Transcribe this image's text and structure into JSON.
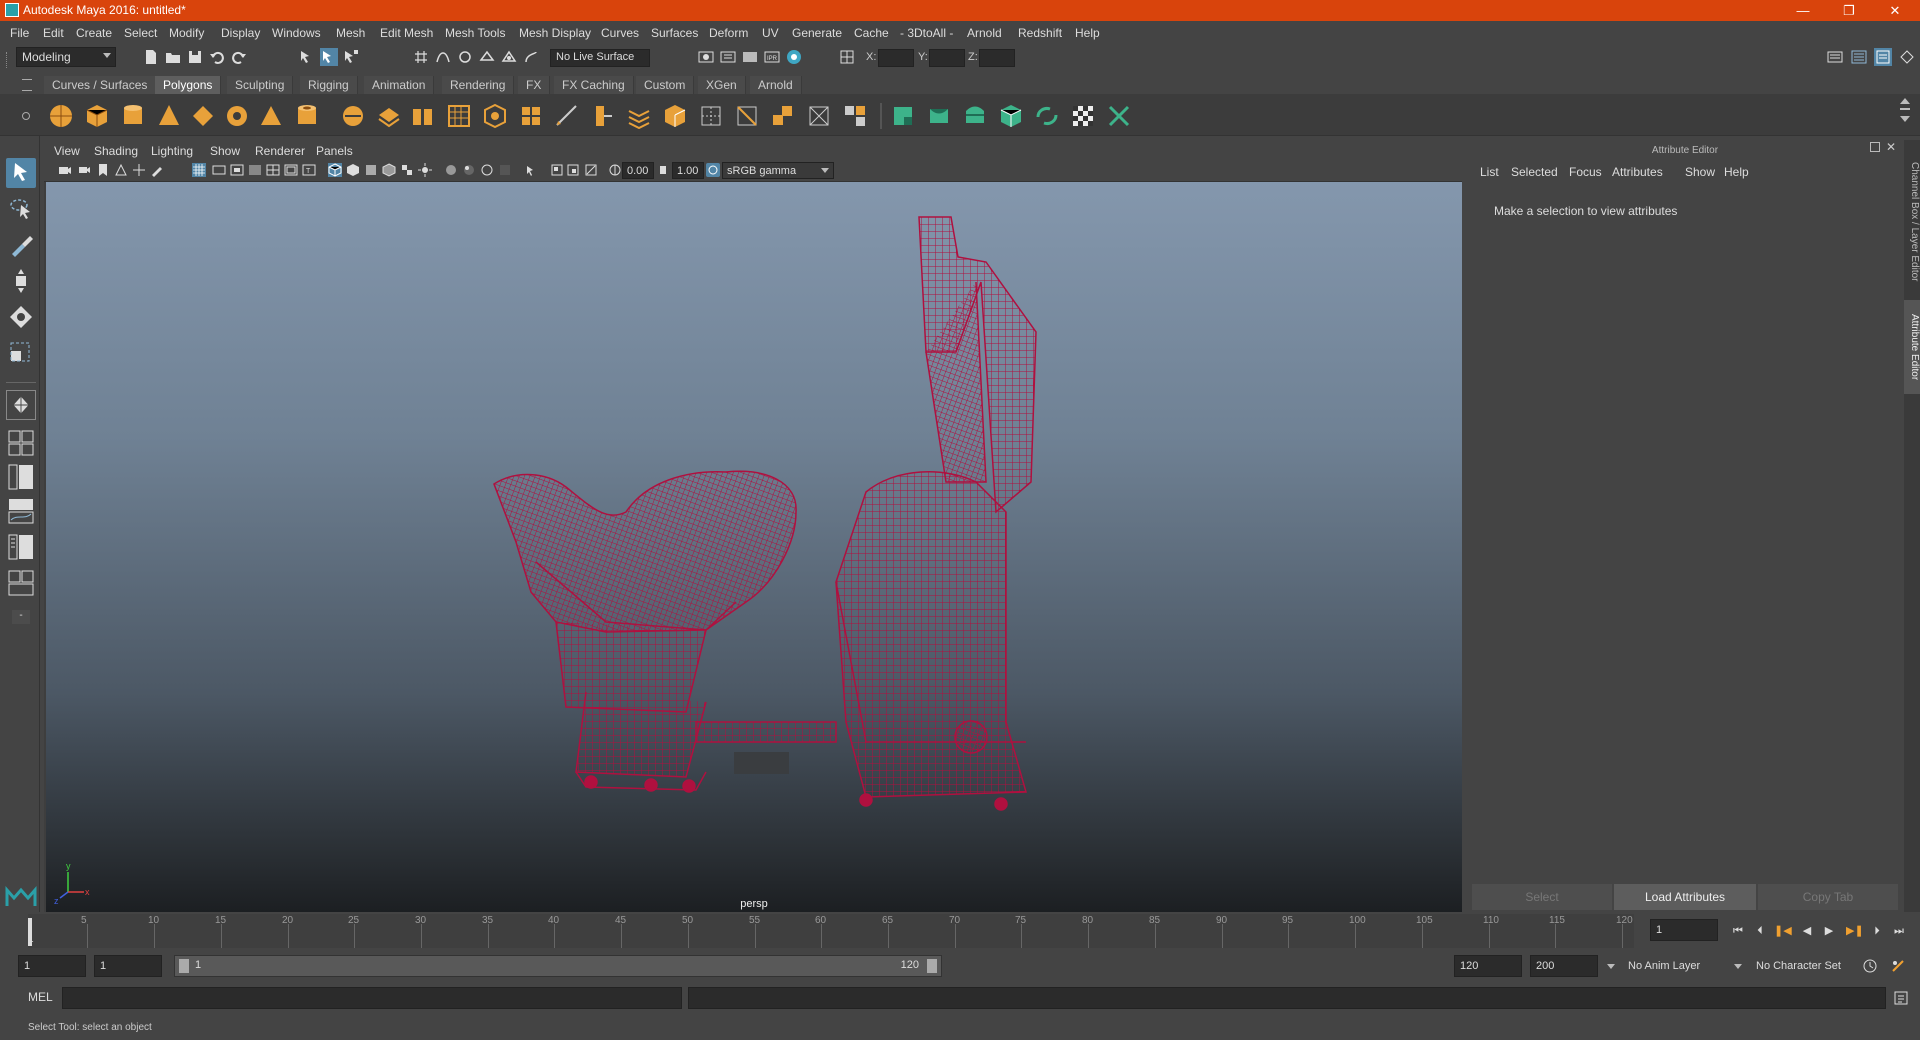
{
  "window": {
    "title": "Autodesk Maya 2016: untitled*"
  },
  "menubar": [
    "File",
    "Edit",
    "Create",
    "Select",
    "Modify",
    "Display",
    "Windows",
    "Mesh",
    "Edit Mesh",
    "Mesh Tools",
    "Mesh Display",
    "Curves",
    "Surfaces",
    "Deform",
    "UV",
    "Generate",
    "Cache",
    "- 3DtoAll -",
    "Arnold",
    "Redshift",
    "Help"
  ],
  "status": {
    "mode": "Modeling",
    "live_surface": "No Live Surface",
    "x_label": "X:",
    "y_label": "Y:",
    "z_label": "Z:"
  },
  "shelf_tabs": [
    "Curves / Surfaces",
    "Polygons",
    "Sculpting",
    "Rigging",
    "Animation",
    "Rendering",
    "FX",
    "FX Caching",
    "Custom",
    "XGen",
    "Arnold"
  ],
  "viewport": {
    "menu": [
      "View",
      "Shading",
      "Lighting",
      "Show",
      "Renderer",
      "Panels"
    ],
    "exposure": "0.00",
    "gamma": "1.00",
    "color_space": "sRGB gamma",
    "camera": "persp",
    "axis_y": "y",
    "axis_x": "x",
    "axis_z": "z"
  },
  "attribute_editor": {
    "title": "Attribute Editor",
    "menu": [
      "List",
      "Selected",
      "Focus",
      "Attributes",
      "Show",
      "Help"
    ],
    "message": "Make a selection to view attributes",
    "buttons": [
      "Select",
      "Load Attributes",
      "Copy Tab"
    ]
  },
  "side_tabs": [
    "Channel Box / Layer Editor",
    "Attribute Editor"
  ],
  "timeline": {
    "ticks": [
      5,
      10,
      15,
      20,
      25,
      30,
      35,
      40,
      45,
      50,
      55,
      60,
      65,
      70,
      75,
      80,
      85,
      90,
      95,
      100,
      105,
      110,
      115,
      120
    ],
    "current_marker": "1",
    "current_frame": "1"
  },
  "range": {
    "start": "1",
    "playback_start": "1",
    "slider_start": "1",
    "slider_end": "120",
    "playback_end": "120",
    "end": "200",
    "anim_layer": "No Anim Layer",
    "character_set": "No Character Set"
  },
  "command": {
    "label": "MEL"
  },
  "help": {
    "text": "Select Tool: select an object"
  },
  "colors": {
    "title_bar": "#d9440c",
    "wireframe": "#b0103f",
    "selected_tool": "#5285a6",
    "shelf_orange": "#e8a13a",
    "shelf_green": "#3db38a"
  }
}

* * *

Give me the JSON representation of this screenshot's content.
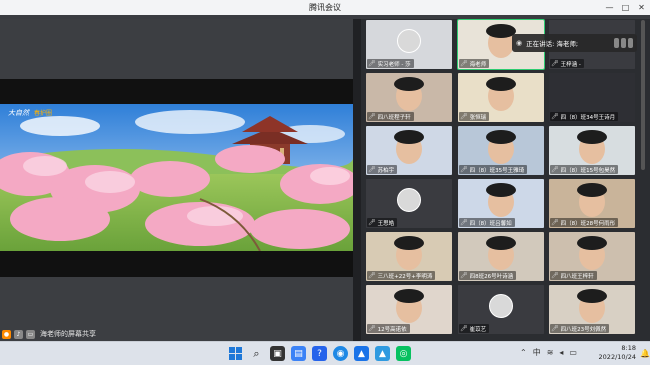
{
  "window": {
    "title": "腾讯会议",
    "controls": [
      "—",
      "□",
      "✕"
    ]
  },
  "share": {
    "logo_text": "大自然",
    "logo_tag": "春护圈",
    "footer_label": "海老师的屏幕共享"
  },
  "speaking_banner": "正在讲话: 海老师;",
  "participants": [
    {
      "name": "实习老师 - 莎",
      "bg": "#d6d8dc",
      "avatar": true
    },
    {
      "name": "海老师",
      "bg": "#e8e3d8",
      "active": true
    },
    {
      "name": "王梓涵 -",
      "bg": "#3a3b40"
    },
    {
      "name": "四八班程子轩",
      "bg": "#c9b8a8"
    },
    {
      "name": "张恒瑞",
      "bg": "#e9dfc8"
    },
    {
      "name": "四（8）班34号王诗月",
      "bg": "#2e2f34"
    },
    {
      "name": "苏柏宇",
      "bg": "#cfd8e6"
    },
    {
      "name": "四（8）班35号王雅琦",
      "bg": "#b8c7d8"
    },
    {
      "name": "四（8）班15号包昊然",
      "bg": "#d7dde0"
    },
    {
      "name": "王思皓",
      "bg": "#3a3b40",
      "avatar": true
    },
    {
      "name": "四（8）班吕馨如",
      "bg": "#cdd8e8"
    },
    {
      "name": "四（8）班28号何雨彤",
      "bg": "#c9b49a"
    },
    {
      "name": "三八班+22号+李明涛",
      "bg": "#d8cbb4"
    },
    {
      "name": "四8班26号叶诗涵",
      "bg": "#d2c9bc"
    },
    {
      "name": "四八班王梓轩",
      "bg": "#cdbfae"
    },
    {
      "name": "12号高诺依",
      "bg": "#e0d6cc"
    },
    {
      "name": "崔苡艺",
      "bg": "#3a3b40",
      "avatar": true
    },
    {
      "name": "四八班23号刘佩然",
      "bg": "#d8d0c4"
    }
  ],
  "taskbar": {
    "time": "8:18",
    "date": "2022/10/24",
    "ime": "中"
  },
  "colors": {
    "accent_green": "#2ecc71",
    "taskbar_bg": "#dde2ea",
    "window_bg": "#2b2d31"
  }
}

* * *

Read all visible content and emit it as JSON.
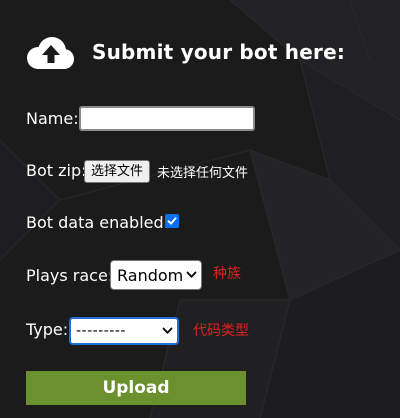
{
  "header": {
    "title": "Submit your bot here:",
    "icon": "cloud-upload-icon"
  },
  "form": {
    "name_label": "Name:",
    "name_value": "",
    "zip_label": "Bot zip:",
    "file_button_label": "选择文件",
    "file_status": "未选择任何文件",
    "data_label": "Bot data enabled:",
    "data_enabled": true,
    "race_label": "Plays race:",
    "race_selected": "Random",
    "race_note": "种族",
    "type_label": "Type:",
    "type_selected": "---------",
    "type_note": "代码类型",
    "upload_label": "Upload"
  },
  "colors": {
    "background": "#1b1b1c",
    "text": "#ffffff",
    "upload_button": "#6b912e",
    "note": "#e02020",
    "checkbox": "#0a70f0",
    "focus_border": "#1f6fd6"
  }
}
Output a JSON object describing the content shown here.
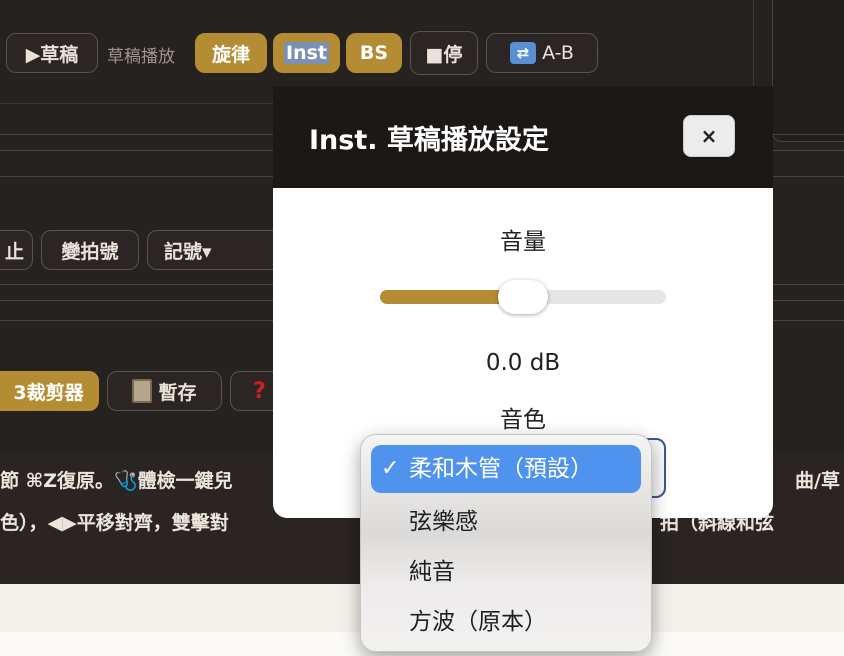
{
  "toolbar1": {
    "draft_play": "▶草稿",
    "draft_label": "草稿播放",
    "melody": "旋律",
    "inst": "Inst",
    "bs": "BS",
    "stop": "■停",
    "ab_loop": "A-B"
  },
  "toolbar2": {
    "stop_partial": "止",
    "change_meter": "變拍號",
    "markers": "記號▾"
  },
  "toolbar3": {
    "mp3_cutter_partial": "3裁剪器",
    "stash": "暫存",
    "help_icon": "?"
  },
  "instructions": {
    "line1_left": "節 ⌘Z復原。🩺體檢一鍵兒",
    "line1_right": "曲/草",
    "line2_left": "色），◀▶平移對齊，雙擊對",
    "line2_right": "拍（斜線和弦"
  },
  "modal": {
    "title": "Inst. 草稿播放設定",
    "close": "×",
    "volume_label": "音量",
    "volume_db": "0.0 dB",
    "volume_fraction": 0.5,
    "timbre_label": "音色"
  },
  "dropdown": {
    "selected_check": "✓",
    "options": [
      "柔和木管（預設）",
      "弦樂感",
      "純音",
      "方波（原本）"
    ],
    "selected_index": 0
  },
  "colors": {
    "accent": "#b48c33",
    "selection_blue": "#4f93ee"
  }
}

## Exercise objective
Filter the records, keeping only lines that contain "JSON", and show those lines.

## Exercise solution
Transcribe this image's text and structure into JSON.
Give me the JSON representation of this screenshot's content.
Read all visible content and emit it as JSON.
Output a JSON object describing the content shown here.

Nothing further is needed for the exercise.